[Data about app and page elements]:
- - -
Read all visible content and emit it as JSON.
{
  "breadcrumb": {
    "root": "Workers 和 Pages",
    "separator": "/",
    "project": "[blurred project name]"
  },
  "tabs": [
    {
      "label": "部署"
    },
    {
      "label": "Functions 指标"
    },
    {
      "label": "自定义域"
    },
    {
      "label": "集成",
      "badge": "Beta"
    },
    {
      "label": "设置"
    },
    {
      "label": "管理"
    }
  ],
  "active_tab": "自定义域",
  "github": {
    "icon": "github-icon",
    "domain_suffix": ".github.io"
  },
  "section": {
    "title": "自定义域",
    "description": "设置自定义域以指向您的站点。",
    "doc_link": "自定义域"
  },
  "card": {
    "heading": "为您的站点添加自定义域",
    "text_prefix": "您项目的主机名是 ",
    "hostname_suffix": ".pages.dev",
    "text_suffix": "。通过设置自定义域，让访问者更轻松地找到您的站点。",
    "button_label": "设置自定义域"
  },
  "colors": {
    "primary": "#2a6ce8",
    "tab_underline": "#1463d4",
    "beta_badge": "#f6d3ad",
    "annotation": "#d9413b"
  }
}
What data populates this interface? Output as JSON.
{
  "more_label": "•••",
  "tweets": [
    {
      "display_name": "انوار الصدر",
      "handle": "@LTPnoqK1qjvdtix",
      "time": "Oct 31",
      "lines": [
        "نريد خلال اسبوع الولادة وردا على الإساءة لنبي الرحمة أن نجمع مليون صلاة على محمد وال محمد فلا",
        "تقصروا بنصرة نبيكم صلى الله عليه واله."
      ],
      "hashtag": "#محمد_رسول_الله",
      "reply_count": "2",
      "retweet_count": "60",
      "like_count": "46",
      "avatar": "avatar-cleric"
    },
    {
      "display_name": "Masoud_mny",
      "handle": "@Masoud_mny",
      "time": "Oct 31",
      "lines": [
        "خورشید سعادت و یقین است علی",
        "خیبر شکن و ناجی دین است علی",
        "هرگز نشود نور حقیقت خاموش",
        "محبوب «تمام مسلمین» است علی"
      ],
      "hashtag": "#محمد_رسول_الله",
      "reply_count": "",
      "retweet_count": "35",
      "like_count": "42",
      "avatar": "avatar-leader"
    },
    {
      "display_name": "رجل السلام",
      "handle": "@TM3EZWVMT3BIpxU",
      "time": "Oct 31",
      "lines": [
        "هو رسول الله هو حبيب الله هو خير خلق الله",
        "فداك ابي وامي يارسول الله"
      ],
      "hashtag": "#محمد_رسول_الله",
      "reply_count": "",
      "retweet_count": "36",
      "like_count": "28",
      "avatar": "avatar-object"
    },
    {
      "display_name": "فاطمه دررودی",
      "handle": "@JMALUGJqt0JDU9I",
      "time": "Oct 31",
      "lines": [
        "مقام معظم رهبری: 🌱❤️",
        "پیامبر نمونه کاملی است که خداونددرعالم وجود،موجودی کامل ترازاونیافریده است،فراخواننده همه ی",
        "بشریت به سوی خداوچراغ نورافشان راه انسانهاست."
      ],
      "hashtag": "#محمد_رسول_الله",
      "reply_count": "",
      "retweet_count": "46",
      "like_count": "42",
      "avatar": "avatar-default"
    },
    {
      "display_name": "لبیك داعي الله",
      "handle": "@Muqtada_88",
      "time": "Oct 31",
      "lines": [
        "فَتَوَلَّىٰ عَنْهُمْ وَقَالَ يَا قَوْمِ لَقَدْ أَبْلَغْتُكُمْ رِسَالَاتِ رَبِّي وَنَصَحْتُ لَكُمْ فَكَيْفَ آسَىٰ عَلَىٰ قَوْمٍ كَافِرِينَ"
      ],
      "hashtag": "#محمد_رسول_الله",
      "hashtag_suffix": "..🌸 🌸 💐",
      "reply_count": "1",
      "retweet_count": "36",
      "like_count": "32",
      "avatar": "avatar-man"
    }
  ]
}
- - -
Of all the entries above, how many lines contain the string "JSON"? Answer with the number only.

2